“There are more than 45,000 beef cattle businesses in Australia and instances where welfare failures are exposed hurt the reputation of all producers, and the red meat sector’s entire workforce of over 190,000 direct employees.
Evidence of on-property welfare failures must galvanise our determination to push on with our ongoing research projects, including those to develop objective animal welfare measures and practical ways of measuring animal welfare on-farm and in real-time.”
Appalling footage demands action on cattle welfare: RSCPA
Mandatory pain relief for painful procedures and hastening moves toward breeding horn-free cattle are the very least the cattle industry must do to be sustainable and maintain public trust and its international relationships, the RSPCA said in response to the footage today.
The RSPCA said the footage shows stockpersons punching and kicking cattle and jumping on a downed animal, as well as dogs being allowed to attack restrained animals, and calves and cows being left to die slowly and painfully in the yards.
In addition, the footage shows ear tags being ripped out of ears, incompetent euthanasia and, if that wasn’t enough, horrific dehorning of cattle.
“The animals being dehorned are clearly in extreme pain and distress – it’s absolutely harrowing to watch,” said RSPCA Australia Senior Scientific Officer (Farm Animals) Melina Tensen.
“We have standards that are supposed to protect the welfare of cattle, but since these were endorsed by state and territory Agriculture Ministers in 2016, only South Australia has made them a legal requirement.
“And those standards still allow cattle up to 6 months of age (and in the case of rangeland cattle, up to 12 months) to be dehorned without pain relief – that’s simply not good enough,” said Ms Tensen.
“The industry must move more quickly to breeding polled (hornless) cattle, that don’t require dehorning.
“And, in the interim, the cattle industry need to commit to mandatory pain relief for dehorning and other painful procedures. We’re encouraged by the cattle industry’s commitment to achieving 100 percent pain relief use by 2025.
“The outright animal abuse shown by these workers is appalling, and completely unacceptable.
“People working with animals need to be competent – they need to have the skills to carry out the job effectively, but also the right attitude and behaviour towards animals in their care,” said Ms Tensen.
Australian Livestock Exporters’ Council chief executive officer Mark Harvey-Sutton said serious sanctions should be applied to people who breach Australia’s high animal welfare standards.
“Animal welfare doesn’t stop at particular parts of the supply chain, it is somethng that must be adhered to no matter where it takes place, and any animal welfare breaches need to be thoroughly investigated by the relevant regulatory authorities and the serious, appropriate sanctions afforded to people who do the wrong thing,” he told Beef Central today.
Mr Harvey-Sutton said Israel was an extremely important market for Australian cattle and the Australian beef trade.
“It is a very reliable market, it is a market that has grown and is now our fourth largest, and it is incredibly important market.

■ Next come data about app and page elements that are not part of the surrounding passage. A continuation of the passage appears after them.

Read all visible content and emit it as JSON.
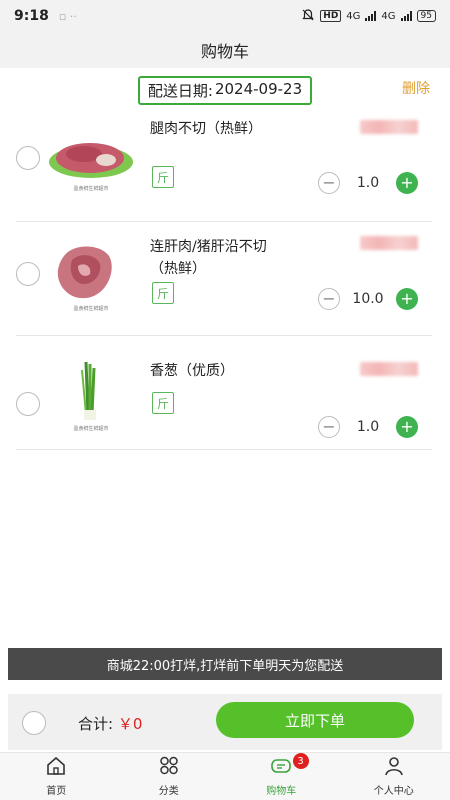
{
  "status_bar": {
    "time": "9:18",
    "network_left": "4G",
    "network_right": "4G",
    "hd": "HD",
    "battery": "95"
  },
  "header": {
    "title": "购物车"
  },
  "delivery": {
    "label": "配送日期:",
    "date": "2024-09-23"
  },
  "actions": {
    "delete_label": "删除"
  },
  "cart": {
    "items": [
      {
        "title": "腿肉不切（热鲜）",
        "unit": "斤",
        "quantity": "1.0",
        "checked": false,
        "image": "pork-leg-meat"
      },
      {
        "title": "连肝肉/猪肝沿不切（热鲜）",
        "unit": "斤",
        "quantity": "10.0",
        "checked": false,
        "image": "pork-liver-meat"
      },
      {
        "title": "香葱（优质）",
        "unit": "斤",
        "quantity": "1.0",
        "checked": false,
        "image": "green-onion"
      }
    ]
  },
  "notice": {
    "text": "商城22:00打烊,打烊前下单明天为您配送"
  },
  "footer": {
    "total_label": "合计:",
    "total_value": "￥0",
    "order_button": "立即下单"
  },
  "tabbar": {
    "items": [
      {
        "label": "首页",
        "icon": "home-icon"
      },
      {
        "label": "分类",
        "icon": "category-icon"
      },
      {
        "label": "购物车",
        "icon": "cart-icon",
        "badge": "3",
        "active": true
      },
      {
        "label": "个人中心",
        "icon": "user-icon"
      }
    ]
  },
  "colors": {
    "accent_green": "#3fb34f",
    "button_green": "#55c02a",
    "delete_orange": "#e0a030",
    "total_red": "#e02020"
  }
}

“Considering the importance of the market, it is important that all the appropriate facts are presented in any dialogue around the market, and it needs to be accurate, as the industry can be subject to inaccurate inferences from clearly motivated news reports.
“As an export industry we have been making a huge effort to ensure animal welfare in market, and we have systems in place, and our receiving markets have always been very receptive to those, and supportive and understanding of the requirements for animal welfare.
“It is important that people understand that there are also stringent requirements in Australia.
“The footage that we saw is not representaitve of the vast majority of producers. That doesn’t excuse it, but it is important an accurate picture is portrayed and when instances such as these do happen, there really needs to be accountability from the regualtory authorities to make sure they are thoroughly investigated and sanctioned as appropriate.”